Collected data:
%%

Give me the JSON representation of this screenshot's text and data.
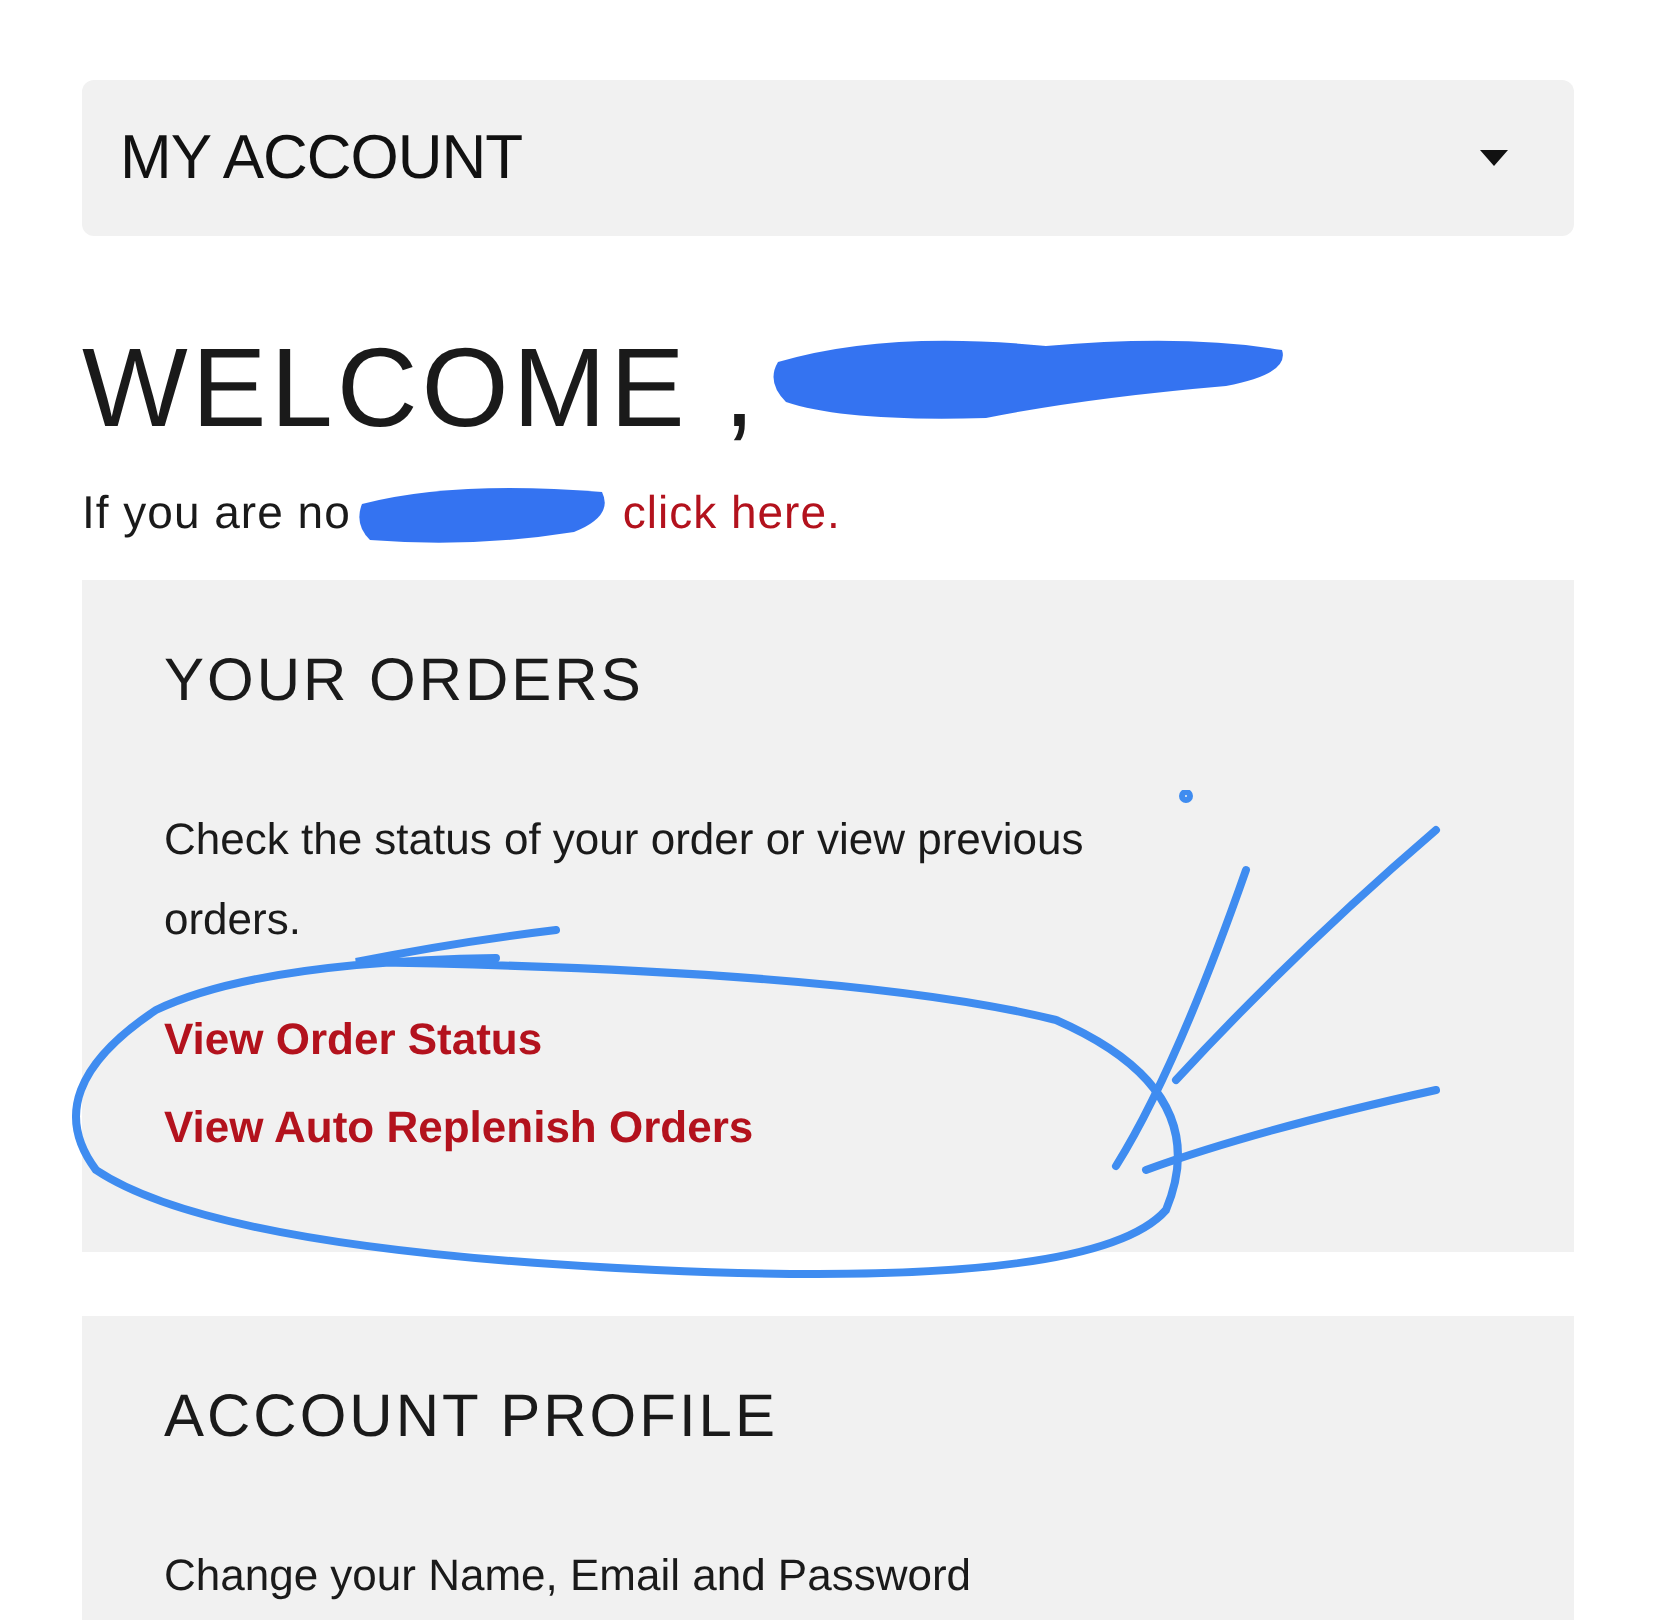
{
  "account_menu": {
    "label": "MY ACCOUNT"
  },
  "welcome": {
    "heading": "WELCOME ,"
  },
  "notice": {
    "text": "If you are no",
    "link": "click here."
  },
  "sections": [
    {
      "title": "YOUR ORDERS",
      "description": "Check the status of your order or view previous orders.",
      "links": [
        "View Order Status",
        "View Auto Replenish Orders"
      ]
    },
    {
      "title": "ACCOUNT PROFILE",
      "description": "Change your Name, Email and Password"
    }
  ]
}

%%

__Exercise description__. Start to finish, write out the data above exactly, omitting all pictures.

__Answer for this exercise__.
Give me the JSON representation of this screenshot's text and data.
{
  "account_menu": {
    "label": "MY ACCOUNT"
  },
  "welcome": {
    "heading": "WELCOME ,"
  },
  "notice": {
    "text": "If you are no",
    "link": "click here."
  },
  "sections": [
    {
      "title": "YOUR ORDERS",
      "description": "Check the status of your order or view previous orders.",
      "links": [
        "View Order Status",
        "View Auto Replenish Orders"
      ]
    },
    {
      "title": "ACCOUNT PROFILE",
      "description": "Change your Name, Email and Password"
    }
  ]
}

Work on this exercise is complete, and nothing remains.